* What the task asks:
Find and copy each line of the records where the string "true" shows up.

* Provided data:

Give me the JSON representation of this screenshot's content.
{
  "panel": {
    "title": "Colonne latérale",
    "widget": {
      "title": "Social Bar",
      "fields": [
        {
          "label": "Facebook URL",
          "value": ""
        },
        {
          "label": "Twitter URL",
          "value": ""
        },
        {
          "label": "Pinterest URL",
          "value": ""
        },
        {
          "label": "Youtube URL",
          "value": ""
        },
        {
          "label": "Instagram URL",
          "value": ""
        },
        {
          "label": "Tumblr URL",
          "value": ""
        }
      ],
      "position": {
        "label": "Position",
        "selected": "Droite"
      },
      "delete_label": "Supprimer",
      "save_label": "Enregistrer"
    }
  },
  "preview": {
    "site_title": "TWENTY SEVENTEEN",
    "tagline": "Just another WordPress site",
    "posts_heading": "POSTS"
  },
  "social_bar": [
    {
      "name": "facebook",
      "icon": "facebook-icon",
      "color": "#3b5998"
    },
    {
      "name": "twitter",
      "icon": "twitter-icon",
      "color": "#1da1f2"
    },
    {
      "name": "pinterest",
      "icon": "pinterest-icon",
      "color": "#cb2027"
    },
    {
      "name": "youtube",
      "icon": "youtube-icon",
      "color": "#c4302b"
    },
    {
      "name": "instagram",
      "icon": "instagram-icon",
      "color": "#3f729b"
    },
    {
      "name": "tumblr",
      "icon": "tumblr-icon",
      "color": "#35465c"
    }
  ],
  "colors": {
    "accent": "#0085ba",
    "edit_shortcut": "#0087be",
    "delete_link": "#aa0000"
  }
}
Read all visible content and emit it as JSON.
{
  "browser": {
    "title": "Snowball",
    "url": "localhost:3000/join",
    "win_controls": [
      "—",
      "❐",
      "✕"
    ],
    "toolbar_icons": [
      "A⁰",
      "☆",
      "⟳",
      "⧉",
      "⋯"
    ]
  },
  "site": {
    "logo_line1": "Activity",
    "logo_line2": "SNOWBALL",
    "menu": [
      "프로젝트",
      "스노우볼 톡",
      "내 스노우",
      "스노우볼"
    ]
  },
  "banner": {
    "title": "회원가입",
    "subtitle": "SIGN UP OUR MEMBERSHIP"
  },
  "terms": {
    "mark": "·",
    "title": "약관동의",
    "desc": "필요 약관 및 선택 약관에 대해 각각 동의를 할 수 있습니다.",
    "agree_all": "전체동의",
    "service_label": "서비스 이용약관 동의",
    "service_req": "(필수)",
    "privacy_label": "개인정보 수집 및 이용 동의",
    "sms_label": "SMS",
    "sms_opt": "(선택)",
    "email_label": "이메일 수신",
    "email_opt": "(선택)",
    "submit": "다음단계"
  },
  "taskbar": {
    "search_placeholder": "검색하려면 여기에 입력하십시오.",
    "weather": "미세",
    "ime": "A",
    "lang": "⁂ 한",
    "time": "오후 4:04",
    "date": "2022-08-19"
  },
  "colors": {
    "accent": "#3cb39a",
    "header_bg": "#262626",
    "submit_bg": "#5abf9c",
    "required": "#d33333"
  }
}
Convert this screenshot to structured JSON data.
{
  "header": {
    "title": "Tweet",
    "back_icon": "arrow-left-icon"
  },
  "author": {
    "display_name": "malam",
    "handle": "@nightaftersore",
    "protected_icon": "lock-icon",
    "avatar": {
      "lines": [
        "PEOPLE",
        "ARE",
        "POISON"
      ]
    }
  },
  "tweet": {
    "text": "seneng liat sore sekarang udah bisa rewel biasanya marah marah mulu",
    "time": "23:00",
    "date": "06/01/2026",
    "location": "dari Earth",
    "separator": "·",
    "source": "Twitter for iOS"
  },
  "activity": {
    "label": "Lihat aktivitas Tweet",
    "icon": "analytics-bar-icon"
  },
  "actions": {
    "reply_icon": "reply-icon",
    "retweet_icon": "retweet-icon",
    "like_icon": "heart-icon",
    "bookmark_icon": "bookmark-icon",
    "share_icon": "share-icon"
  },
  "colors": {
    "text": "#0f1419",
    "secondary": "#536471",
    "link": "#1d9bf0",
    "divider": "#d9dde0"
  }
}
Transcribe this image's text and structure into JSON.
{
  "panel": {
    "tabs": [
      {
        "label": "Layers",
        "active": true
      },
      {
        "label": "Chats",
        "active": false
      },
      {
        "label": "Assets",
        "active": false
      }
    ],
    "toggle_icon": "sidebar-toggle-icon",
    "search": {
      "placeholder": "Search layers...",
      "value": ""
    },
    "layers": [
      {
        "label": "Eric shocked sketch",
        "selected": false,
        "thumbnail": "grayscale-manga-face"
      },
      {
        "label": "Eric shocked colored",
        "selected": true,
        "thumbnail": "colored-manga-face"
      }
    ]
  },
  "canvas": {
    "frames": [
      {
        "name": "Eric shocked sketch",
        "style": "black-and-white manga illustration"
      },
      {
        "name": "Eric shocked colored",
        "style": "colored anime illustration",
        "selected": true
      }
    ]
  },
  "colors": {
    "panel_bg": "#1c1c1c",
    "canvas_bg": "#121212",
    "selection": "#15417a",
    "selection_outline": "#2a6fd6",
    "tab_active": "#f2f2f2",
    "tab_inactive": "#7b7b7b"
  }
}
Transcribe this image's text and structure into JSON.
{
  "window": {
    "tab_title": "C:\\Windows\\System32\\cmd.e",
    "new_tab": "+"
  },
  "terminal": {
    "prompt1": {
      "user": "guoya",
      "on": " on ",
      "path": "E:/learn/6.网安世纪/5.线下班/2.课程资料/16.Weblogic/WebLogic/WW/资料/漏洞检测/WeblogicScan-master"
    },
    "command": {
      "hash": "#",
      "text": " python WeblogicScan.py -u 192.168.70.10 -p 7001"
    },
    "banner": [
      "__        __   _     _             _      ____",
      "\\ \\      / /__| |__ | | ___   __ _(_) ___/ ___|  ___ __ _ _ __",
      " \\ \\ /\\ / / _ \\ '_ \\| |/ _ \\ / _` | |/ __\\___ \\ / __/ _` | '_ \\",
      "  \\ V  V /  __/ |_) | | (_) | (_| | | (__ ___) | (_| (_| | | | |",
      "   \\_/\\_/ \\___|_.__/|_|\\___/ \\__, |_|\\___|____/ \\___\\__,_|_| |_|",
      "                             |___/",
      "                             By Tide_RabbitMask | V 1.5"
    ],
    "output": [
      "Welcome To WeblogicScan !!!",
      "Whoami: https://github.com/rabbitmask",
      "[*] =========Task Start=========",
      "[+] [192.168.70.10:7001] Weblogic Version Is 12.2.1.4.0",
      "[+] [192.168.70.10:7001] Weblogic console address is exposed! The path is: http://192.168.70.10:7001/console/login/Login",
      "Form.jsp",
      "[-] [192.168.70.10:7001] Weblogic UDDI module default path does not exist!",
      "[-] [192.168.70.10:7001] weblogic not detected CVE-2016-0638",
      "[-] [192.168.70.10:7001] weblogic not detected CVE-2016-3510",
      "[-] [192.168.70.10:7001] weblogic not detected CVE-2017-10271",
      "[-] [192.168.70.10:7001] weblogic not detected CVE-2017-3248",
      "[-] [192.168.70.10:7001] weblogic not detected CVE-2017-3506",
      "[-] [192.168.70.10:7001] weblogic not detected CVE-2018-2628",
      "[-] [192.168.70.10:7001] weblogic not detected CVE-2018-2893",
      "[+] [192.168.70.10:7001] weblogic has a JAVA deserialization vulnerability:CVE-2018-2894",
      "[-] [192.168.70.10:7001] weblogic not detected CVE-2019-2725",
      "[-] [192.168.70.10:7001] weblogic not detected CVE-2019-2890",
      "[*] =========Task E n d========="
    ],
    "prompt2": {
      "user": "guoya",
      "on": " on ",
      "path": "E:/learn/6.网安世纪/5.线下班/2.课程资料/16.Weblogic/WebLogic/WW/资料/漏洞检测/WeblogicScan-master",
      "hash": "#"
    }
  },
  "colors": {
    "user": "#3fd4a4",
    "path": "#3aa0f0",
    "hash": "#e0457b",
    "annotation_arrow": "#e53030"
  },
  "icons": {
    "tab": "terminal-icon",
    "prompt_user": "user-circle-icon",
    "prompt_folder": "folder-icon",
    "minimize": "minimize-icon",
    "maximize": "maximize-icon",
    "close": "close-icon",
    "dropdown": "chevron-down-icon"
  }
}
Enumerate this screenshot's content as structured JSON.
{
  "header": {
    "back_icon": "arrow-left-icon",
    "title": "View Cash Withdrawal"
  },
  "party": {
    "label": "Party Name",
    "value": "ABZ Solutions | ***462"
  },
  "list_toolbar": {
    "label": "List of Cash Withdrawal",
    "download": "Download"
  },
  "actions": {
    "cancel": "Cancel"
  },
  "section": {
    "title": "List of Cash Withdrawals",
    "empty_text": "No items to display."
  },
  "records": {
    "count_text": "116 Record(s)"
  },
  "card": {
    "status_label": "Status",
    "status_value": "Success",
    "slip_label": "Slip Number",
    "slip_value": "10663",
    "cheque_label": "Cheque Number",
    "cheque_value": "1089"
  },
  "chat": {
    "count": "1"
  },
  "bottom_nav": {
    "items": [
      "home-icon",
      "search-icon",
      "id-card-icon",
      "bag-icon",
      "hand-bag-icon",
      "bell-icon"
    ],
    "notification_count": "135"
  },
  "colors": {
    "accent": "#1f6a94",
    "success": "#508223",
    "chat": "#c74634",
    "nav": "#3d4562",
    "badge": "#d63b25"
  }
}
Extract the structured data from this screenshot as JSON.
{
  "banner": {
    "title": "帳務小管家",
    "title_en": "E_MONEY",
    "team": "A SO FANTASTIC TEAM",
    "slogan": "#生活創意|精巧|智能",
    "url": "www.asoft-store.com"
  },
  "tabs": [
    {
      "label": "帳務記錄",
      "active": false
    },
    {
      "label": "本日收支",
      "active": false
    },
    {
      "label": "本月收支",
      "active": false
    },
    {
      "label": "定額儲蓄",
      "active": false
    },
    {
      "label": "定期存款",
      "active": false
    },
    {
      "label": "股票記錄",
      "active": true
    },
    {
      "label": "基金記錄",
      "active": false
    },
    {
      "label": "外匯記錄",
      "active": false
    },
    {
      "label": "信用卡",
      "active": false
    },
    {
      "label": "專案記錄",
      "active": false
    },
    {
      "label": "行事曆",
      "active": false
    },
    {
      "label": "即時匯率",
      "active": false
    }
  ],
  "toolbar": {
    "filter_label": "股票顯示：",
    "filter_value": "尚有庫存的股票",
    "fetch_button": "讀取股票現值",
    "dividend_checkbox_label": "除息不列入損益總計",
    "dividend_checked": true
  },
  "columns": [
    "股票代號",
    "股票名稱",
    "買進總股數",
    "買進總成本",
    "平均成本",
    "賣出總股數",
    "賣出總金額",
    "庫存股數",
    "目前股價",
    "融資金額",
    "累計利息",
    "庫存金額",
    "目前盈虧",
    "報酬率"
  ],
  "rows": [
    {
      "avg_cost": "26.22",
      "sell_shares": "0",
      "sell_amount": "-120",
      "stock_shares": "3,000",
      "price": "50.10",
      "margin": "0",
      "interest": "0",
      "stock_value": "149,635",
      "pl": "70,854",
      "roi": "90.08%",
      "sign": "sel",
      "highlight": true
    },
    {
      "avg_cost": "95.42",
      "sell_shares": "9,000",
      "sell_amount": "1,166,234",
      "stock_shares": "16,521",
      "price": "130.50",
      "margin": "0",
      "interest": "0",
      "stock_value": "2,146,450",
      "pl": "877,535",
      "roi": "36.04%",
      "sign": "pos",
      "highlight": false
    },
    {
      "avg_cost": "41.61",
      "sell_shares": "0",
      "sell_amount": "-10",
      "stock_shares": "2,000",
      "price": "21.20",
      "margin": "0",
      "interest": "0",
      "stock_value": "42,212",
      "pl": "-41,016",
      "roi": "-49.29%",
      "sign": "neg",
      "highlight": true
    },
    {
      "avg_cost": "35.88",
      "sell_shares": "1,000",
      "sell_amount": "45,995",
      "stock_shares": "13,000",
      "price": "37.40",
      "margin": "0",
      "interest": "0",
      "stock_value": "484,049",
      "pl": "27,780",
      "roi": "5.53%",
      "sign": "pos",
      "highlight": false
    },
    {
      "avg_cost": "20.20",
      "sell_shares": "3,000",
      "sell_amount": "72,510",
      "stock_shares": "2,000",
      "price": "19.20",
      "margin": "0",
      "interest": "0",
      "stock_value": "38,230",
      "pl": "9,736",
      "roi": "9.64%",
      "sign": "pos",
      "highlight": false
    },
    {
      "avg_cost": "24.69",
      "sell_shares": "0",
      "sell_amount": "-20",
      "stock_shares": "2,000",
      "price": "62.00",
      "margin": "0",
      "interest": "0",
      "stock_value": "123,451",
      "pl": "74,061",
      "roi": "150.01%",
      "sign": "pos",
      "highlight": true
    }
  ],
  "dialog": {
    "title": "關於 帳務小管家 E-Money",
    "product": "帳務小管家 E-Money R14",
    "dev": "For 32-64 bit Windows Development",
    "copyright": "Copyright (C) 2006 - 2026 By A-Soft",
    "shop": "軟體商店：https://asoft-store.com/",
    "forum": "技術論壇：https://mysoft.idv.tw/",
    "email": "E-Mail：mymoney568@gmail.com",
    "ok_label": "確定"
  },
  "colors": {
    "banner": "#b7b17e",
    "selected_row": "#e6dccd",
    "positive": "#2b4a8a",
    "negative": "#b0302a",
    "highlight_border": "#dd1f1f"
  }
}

* Solution to this exercise:
        "active": true
        "selected": true,
        "selected": true
      "active": true
    "dividend_checked": true
      "highlight": true
      "highlight": true
      "highlight": true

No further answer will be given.